Data shown:
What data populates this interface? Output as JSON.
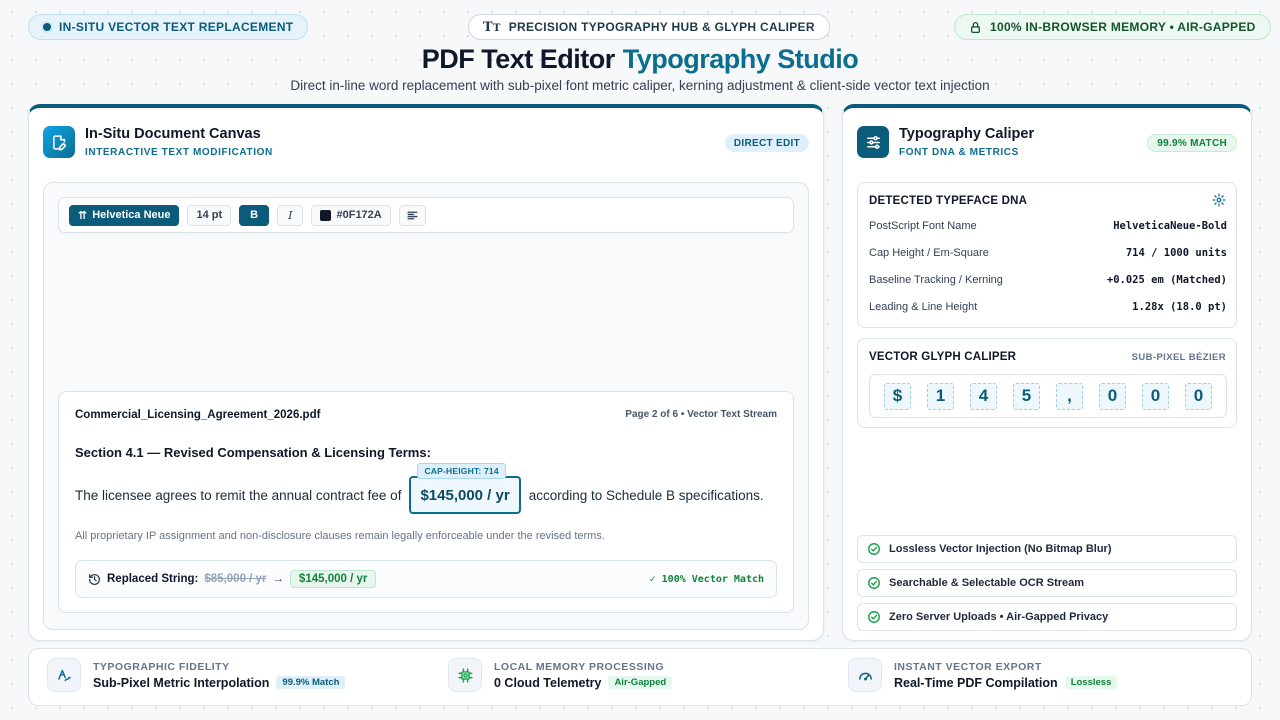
{
  "header": {
    "pill_left": "IN-SITU VECTOR TEXT REPLACEMENT",
    "pill_center": "PRECISION TYPOGRAPHY HUB & GLYPH CALIPER",
    "pill_right": "100% IN-BROWSER MEMORY • AIR-GAPPED",
    "title": "PDF Text Editor",
    "title_accent": "Typography Studio",
    "subtitle": "Direct in-line word replacement with sub-pixel font metric caliper, kerning adjustment & client-side vector text injection"
  },
  "canvas_panel": {
    "title": "In-Situ Document Canvas",
    "subtitle": "INTERACTIVE TEXT MODIFICATION",
    "badge": "DIRECT EDIT",
    "toolbar": {
      "font": "Helvetica Neue",
      "size": "14 pt",
      "bold": "B",
      "italic": "I",
      "color_hex": "#0F172A"
    },
    "document": {
      "filename": "Commercial_Licensing_Agreement_2026.pdf",
      "page_info": "Page 2 of 6 • Vector Text Stream",
      "section": "Section 4.1 — Revised Compensation & Licensing Terms:",
      "line_before": "The licensee agrees to remit the annual contract fee of",
      "edited_value": "$145,000 / yr",
      "cap_tag": "CAP-HEIGHT: 714",
      "line_after": "according to Schedule B specifications.",
      "note": "All proprietary IP assignment and non-disclosure clauses remain legally enforceable under the revised terms.",
      "replaced_label": "Replaced String:",
      "old_value": "$85,000 / yr",
      "arrow": "→",
      "new_value": "$145,000 / yr",
      "match": "✓ 100% Vector Match"
    }
  },
  "caliper_panel": {
    "title": "Typography Caliper",
    "subtitle": "FONT DNA & METRICS",
    "badge": "99.9% MATCH",
    "dna": {
      "title": "DETECTED TYPEFACE DNA",
      "rows": [
        {
          "k": "PostScript Font Name",
          "v": "HelveticaNeue-Bold"
        },
        {
          "k": "Cap Height / Em-Square",
          "v": "714 / 1000 units"
        },
        {
          "k": "Baseline Tracking / Kerning",
          "v": "+0.025 em (Matched)"
        },
        {
          "k": "Leading & Line Height",
          "v": "1.28x (18.0 pt)"
        }
      ]
    },
    "glyph_caliper": {
      "title": "VECTOR GLYPH CALIPER",
      "tag": "SUB-PIXEL BÉZIER",
      "glyphs": [
        "$",
        "1",
        "4",
        "5",
        ",",
        "0",
        "0",
        "0"
      ]
    },
    "features": [
      "Lossless Vector Injection (No Bitmap Blur)",
      "Searchable & Selectable OCR Stream",
      "Zero Server Uploads • Air-Gapped Privacy"
    ]
  },
  "footer": {
    "stats": [
      {
        "label": "TYPOGRAPHIC FIDELITY",
        "value": "Sub-Pixel Metric Interpolation",
        "chip": "99.9% Match"
      },
      {
        "label": "LOCAL MEMORY PROCESSING",
        "value": "0 Cloud Telemetry",
        "chip": "Air-Gapped"
      },
      {
        "label": "INSTANT VECTOR EXPORT",
        "value": "Real-Time PDF Compilation",
        "chip": "Lossless"
      }
    ]
  },
  "colors": {
    "accent": "#0b6e8e",
    "accent_dark": "#0b5b7a",
    "success": "#15803d",
    "text": "#0f172a"
  }
}
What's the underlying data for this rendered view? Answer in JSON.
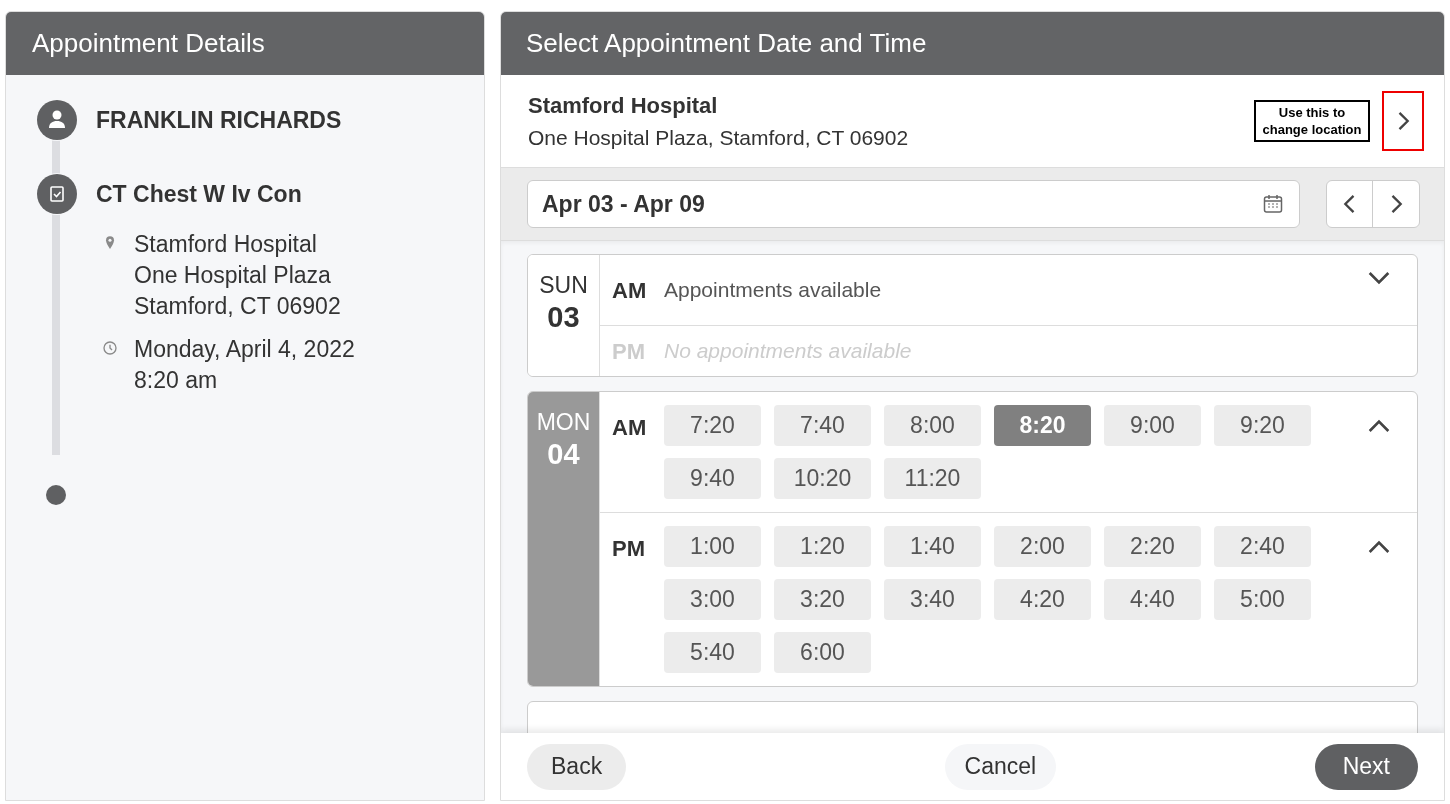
{
  "details_panel": {
    "title": "Appointment Details",
    "steps": [
      {
        "kind": "person",
        "title": "FRANKLIN RICHARDS"
      },
      {
        "kind": "procedure",
        "title": "CT Chest W Iv Con",
        "details": [
          {
            "kind": "location",
            "lines": [
              "Stamford Hospital",
              "One Hospital Plaza",
              "Stamford, CT 06902"
            ]
          },
          {
            "kind": "time",
            "lines": [
              "Monday, April 4, 2022",
              "8:20 am"
            ]
          }
        ]
      }
    ]
  },
  "schedule_panel": {
    "title": "Select Appointment Date and Time",
    "location": {
      "name": "Stamford Hospital",
      "address": "One Hospital Plaza, Stamford, CT 06902",
      "annotation": "Use this to change location",
      "highlighted": true
    },
    "date_range": "Apr 03 - Apr 09",
    "days": [
      {
        "weekday": "SUN",
        "date": "03",
        "selected": false,
        "periods": [
          {
            "label": "AM",
            "available": true,
            "expanded": false,
            "summary": "Appointments available"
          },
          {
            "label": "PM",
            "available": false,
            "summary": "No appointments available"
          }
        ]
      },
      {
        "weekday": "MON",
        "date": "04",
        "selected": true,
        "periods": [
          {
            "label": "AM",
            "available": true,
            "expanded": true,
            "slots": [
              {
                "time": "7:20",
                "selected": false
              },
              {
                "time": "7:40",
                "selected": false
              },
              {
                "time": "8:00",
                "selected": false
              },
              {
                "time": "8:20",
                "selected": true
              },
              {
                "time": "9:00",
                "selected": false
              },
              {
                "time": "9:20",
                "selected": false
              },
              {
                "time": "9:40",
                "selected": false
              },
              {
                "time": "10:20",
                "selected": false
              },
              {
                "time": "11:20",
                "selected": false
              }
            ]
          },
          {
            "label": "PM",
            "available": true,
            "expanded": true,
            "slots": [
              {
                "time": "1:00",
                "selected": false
              },
              {
                "time": "1:20",
                "selected": false
              },
              {
                "time": "1:40",
                "selected": false
              },
              {
                "time": "2:00",
                "selected": false
              },
              {
                "time": "2:20",
                "selected": false
              },
              {
                "time": "2:40",
                "selected": false
              },
              {
                "time": "3:00",
                "selected": false
              },
              {
                "time": "3:20",
                "selected": false
              },
              {
                "time": "3:40",
                "selected": false
              },
              {
                "time": "4:20",
                "selected": false
              },
              {
                "time": "4:40",
                "selected": false
              },
              {
                "time": "5:00",
                "selected": false
              },
              {
                "time": "5:40",
                "selected": false
              },
              {
                "time": "6:00",
                "selected": false
              }
            ]
          }
        ]
      }
    ],
    "footer": {
      "back": "Back",
      "cancel": "Cancel",
      "next": "Next"
    }
  }
}
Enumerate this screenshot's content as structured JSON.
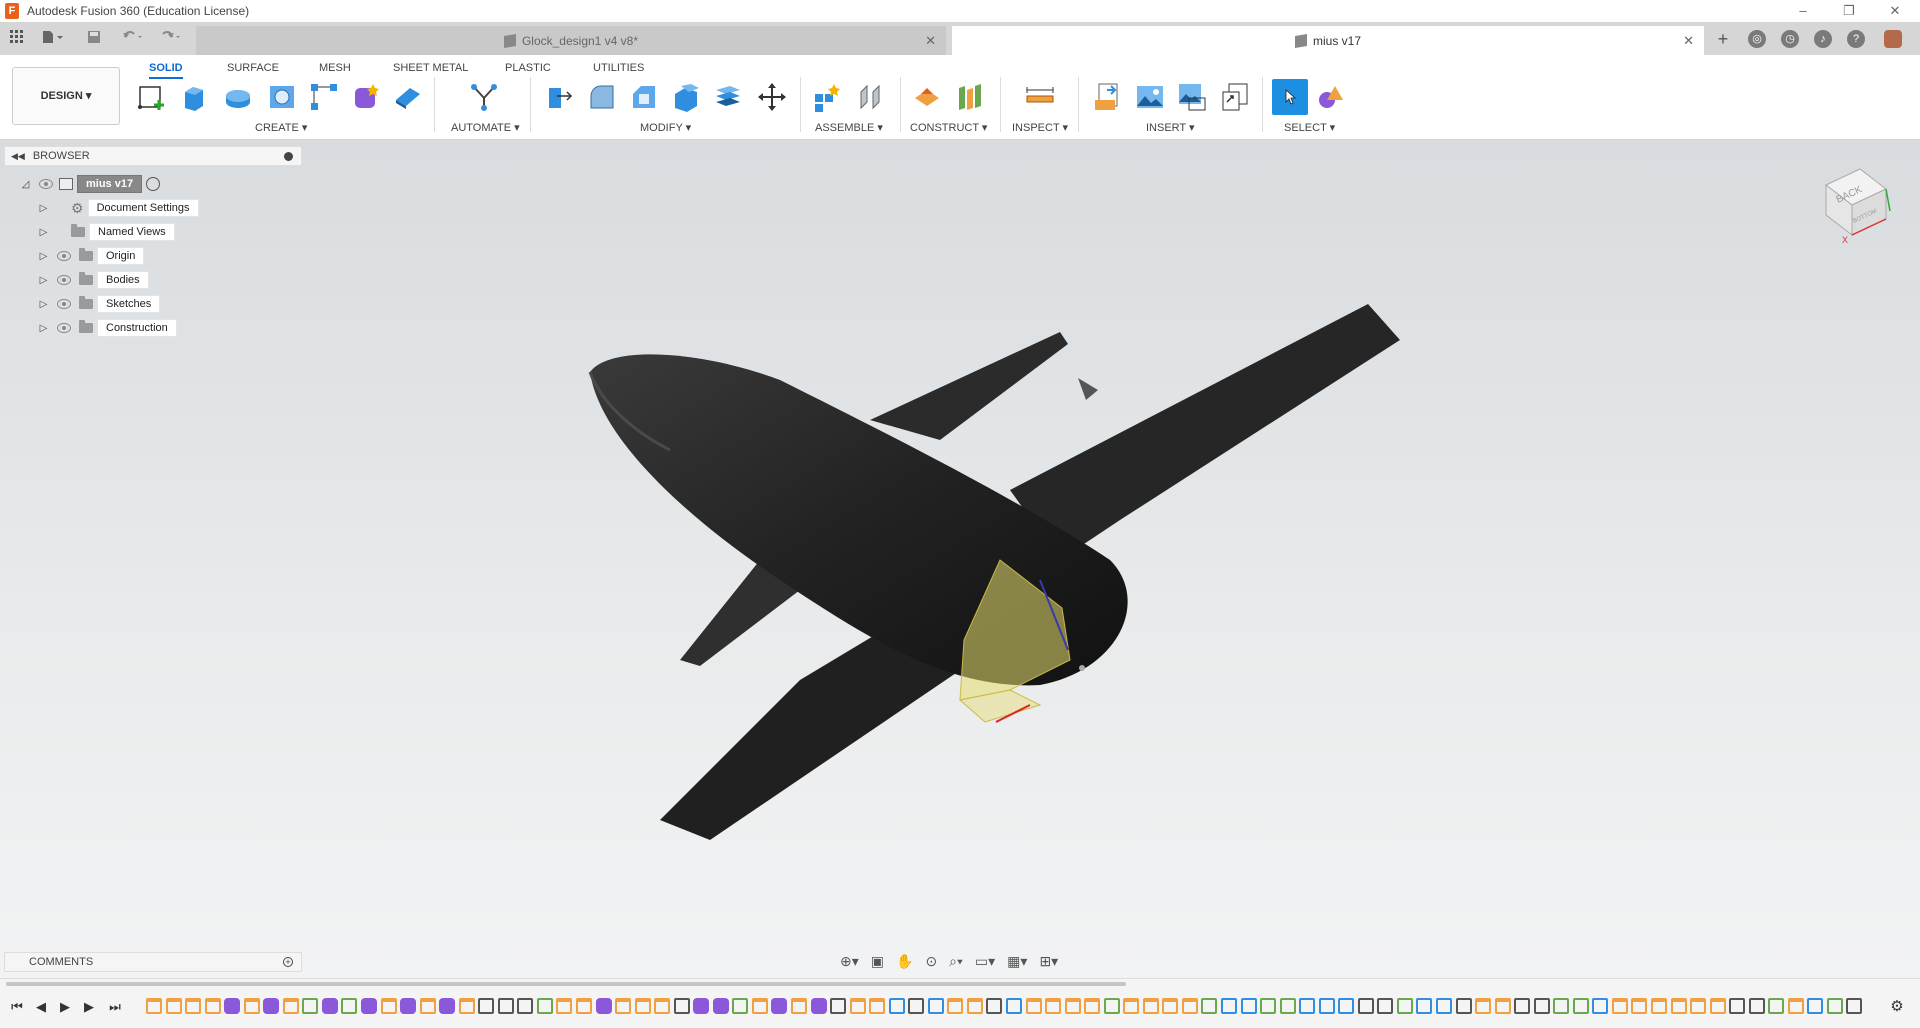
{
  "window": {
    "title": "Autodesk Fusion 360 (Education License)",
    "controls": [
      "–",
      "❐",
      "✕"
    ]
  },
  "tabs": {
    "items": [
      {
        "label": "Glock_design1 v4 v8*",
        "active": false
      },
      {
        "label": "mius v17",
        "active": true
      }
    ]
  },
  "ribbon": {
    "workspace_label": "DESIGN",
    "tabs": [
      "SOLID",
      "SURFACE",
      "MESH",
      "SHEET METAL",
      "PLASTIC",
      "UTILITIES"
    ],
    "groups": [
      "CREATE",
      "AUTOMATE",
      "MODIFY",
      "ASSEMBLE",
      "CONSTRUCT",
      "INSPECT",
      "INSERT",
      "SELECT"
    ],
    "accent": "#0b6ad6"
  },
  "browser": {
    "title": "BROWSER",
    "root": "mius v17",
    "items": [
      {
        "label": "Document Settings",
        "icon": "gear-icon"
      },
      {
        "label": "Named Views",
        "icon": "folder-icon"
      },
      {
        "label": "Origin",
        "icon": "folder-icon"
      },
      {
        "label": "Bodies",
        "icon": "folder-icon"
      },
      {
        "label": "Sketches",
        "icon": "folder-icon"
      },
      {
        "label": "Construction",
        "icon": "folder-icon"
      }
    ]
  },
  "comments": {
    "title": "COMMENTS"
  },
  "viewcube": {
    "face_label": "BACK",
    "bottom_label": "BOTTOM",
    "axis_label": "X"
  },
  "timeline": {
    "feature_count": 88
  },
  "colors": {
    "model": "#222222",
    "highlight": "#e6dc6e",
    "sketch_feature": "#f0a040",
    "body_feature": "#8a58d8",
    "construct_feature": "#6aa84f"
  }
}
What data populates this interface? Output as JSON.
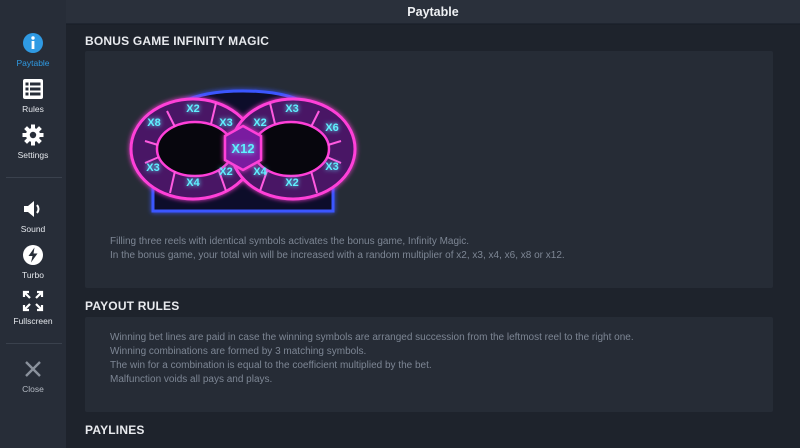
{
  "header": {
    "title": "Paytable"
  },
  "sidebar": {
    "items": [
      {
        "label": "Paytable",
        "icon": "info-icon"
      },
      {
        "label": "Rules",
        "icon": "list-icon"
      },
      {
        "label": "Settings",
        "icon": "gear-icon"
      },
      {
        "label": "Sound",
        "icon": "speaker-icon"
      },
      {
        "label": "Turbo",
        "icon": "lightning-icon"
      },
      {
        "label": "Fullscreen",
        "icon": "fullscreen-icon"
      },
      {
        "label": "Close",
        "icon": "close-icon"
      }
    ],
    "accent": "#2f9ae3"
  },
  "bonus": {
    "title": "BONUS GAME INFINITY MAGIC",
    "multipliers": {
      "left_loop": [
        "X8",
        "X2",
        "X3",
        "X3",
        "X4",
        "X2"
      ],
      "center": "X12",
      "right_loop": [
        "X2",
        "X3",
        "X6",
        "X3",
        "X2",
        "X4"
      ]
    },
    "lines": [
      "Filling three reels with identical symbols activates the bonus game, Infinity Magic.",
      "In the bonus game, your total win will be increased with a random multiplier of x2, x3, x4, x6, x8 or x12."
    ]
  },
  "payout": {
    "title": "PAYOUT RULES",
    "lines": [
      "Winning bet lines are paid in case the winning symbols are arranged succession from the leftmost reel to the right one.",
      "Winning combinations are formed by 3 matching symbols.",
      "The win for a combination is equal to the coefficient multiplied by the bet.",
      "Malfunction voids all pays and plays."
    ]
  },
  "paylines": {
    "title": "PAYLINES"
  },
  "colors": {
    "neon_pink": "#ff3fd8",
    "neon_blue": "#3a57ff",
    "neon_cyan": "#44e6ff"
  }
}
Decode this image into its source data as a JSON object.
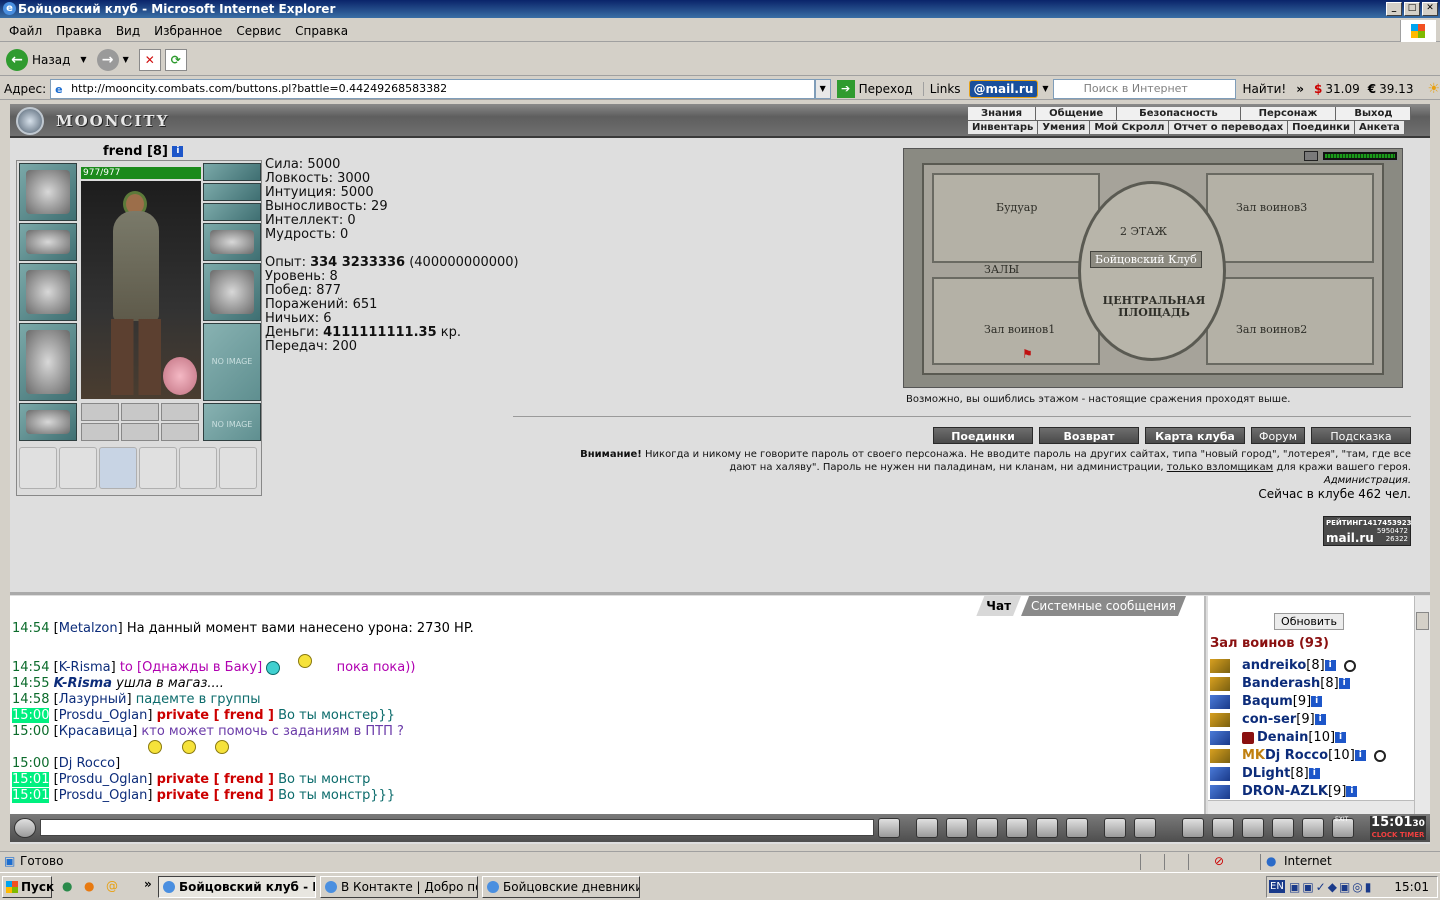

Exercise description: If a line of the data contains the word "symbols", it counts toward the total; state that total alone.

Finished exercise: 3